The Covid-19 pandemic may have reduced opportunities for in-person social connection, but it also fostered new platforms for engagement online, particularly for young students.
One such platform, Zoom Memes for Self Quaranteens, has over 892,000 members as of June 2021. The Facebook group was launched in March 2020 for “socially isolated college youth stuck doing online courses in closed universities,” according to its official description.
The group’s posts, all sourced from its member “Quaranteens,” cover topics about pandemic life including the sorrow of an academic year cut short, anxiety about applying to jobs, and the many challenges of online learning.
One example of the group’s popular posts is a video dubbed “my brain during online class,” posted by user Bevan Huang. The video features a composite of a man singing while playing a drum, Donald Trump dancing, and a white cat simply vibing over the footage of the fitness instructor who unwittingly captured the Myanmar coup in February. The bizarre yet catchy clip received 14,000 likes and 3,400 comments, striking a chord among students.
“Even when things get serious, and especially when things get serious, I think that’s when [memes] make it easier to communicate,” said Mira Partha, a first-year electrical engineering PhD student at Stanford and member of Zoom Memes for Self Quaranteens.
“Mental health is such a taboo subject still, and this pandemic has caused so much more anxiety, so much more depression…memes have been a good way for people to express all of those feelings without feeling like they have to be too vulnerable,” she added.
Yet within months of the group’s inception, what began as a way to commiserate about the struggles of the pandemic became a powerful tool for galvanizing political action among its young student base.
The death of George Floyd on May 25, 2020, sparked protests against police brutality across the United States, fueling the Black Lives Matter (BLM) movement. On June 3, 2020, the admins of Zoom Memes posted on the group in support of BLM and issued a call to action for the group’s members.
“As a group of nearly 700,000 individuals with the capacity to bring about significant levels of change and provide much support to organizers and protesters who need it, the role we play is clear,” the Admin wrote. “We ask that you, as members of our community, sign petitions, donate to bail funds and mutual aid funds, support local Black-owned businesses, call your representatives, and do more to the best of your abilities.”
The members of the group began to share memes, along with petitions, fundraisers, photos of protests and advice.

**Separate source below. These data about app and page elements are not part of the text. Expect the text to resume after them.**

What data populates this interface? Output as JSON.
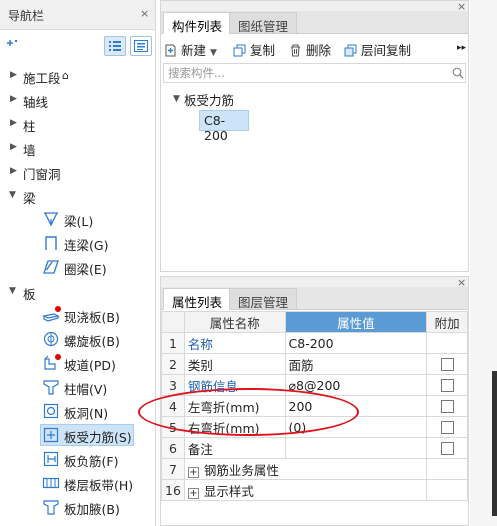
{
  "nav": {
    "title": "导航栏",
    "close": "×",
    "tree": [
      {
        "label": "施工段",
        "extra": "⌂"
      },
      {
        "label": "轴线"
      },
      {
        "label": "柱"
      },
      {
        "label": "墙"
      },
      {
        "label": "门窗洞"
      },
      {
        "label": "梁"
      },
      {
        "label": "板"
      }
    ],
    "beam_items": [
      {
        "label": "梁(L)",
        "icon": "beam-icon"
      },
      {
        "label": "连梁(G)",
        "icon": "coupling-beam-icon"
      },
      {
        "label": "圈梁(E)",
        "icon": "ring-beam-icon"
      }
    ],
    "slab_items": [
      {
        "label": "现浇板(B)",
        "icon": "cast-slab-icon"
      },
      {
        "label": "螺旋板(B)",
        "icon": "spiral-slab-icon"
      },
      {
        "label": "坡道(PD)",
        "icon": "ramp-icon"
      },
      {
        "label": "柱帽(V)",
        "icon": "column-cap-icon"
      },
      {
        "label": "板洞(N)",
        "icon": "slab-hole-icon"
      },
      {
        "label": "板受力筋(S)",
        "icon": "slab-rebar-icon"
      },
      {
        "label": "板负筋(F)",
        "icon": "negative-rebar-icon"
      },
      {
        "label": "楼层板带(H)",
        "icon": "floor-strip-icon"
      },
      {
        "label": "板加腋(B)",
        "icon": "slab-haunch-icon"
      }
    ]
  },
  "component_panel": {
    "tabs": [
      "构件列表",
      "图纸管理"
    ],
    "toolbar": {
      "new": "新建",
      "copy": "复制",
      "delete": "删除",
      "layer_copy": "层间复制",
      "more": "▸▸"
    },
    "search_placeholder": "搜索构件...",
    "tree_root": "板受力筋",
    "tree_child": "C8-200"
  },
  "properties_panel": {
    "tabs": [
      "属性列表",
      "图层管理"
    ],
    "headers": {
      "name": "属性名称",
      "value": "属性值",
      "extra": "附加"
    },
    "rows": [
      {
        "num": "1",
        "name": "名称",
        "value": "C8-200"
      },
      {
        "num": "2",
        "name": "类别",
        "value": "面筋"
      },
      {
        "num": "3",
        "name": "钢筋信息",
        "value": "⌀8@200"
      },
      {
        "num": "4",
        "name": "左弯折(mm)",
        "value": "200"
      },
      {
        "num": "5",
        "name": "右弯折(mm)",
        "value": "(0)"
      },
      {
        "num": "6",
        "name": "备注",
        "value": ""
      },
      {
        "num": "7",
        "name": "钢筋业务属性",
        "value": ""
      },
      {
        "num": "16",
        "name": "显示样式",
        "value": ""
      }
    ]
  },
  "colors": {
    "accent": "#5b9bd5",
    "selection": "#cde3f7",
    "annotation": "#e0131b"
  }
}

Many memes emerged to express frustration with police and to encourage readers to fight for justice. Comment sections became forums for debate, so long as responses adhered to the group’s rule of “no hate speech or bullying,” with users pointing out helpful resources or articles for others to reference.
“I think memes do play a role in helping spread information about [political causes] because even if the attention is negative, raising social awareness about the causes can help it reach more people and potentially gain more support,” Adrian Chen, a student at UC San Diego, said. “I would say memes are like a bridge for people to learn or scratch the tip of the iceberg for social justice causes.”
Other causes that have been featured on Zoom Memes For Self Quaranteens include civic engagement for the 2020 presidential election, and in 2021, the Stop Asian Hate movement.
The political engagement on Zoom Memes for Self Quaranteens reaches the group’s international members as well. Faraaz Rahman Mallick, a fourth-year undergraduate in Computer Science at the Indian Institute of Technology, Kharagpur (IITKGP), said that he learned more about U.S. politics through memes.
“You can laugh at the action taken by the government, but on a deeper scale to sort of try to engage the masses and make them know that, okay, something like this is happening in my country,” Mallick said. “That sort of encourages them to actually look up on the internet what actually the meme was referring to, and maybe they find something completely new.”
The far-reaching impact of the group offers a window into what forms political activism may take for younger generations. As studies demonstrate, political expression among young people continues to be influenced by irony, humor, and memes. The best understanding of how young people become involved in politics may come from groups like Zoom Memes.
At the end of the day, memes have the power to inform, but they are meant to be shared – and most importantly, enjoyed.
Mallick has submitted his own memes to the group, one of which was a “meta” meme he created to poke fun at his other meme submissions. He described the process of seeing people react and engage with memes as a rewarding experience.
“When I chat to someone, I’m relating to them on a one-to-one basis, but I can make one meme which everyone can relate to at the same time,” Mallick said. “It’s like a universal language sort of thing…I feel that it connects all of us.”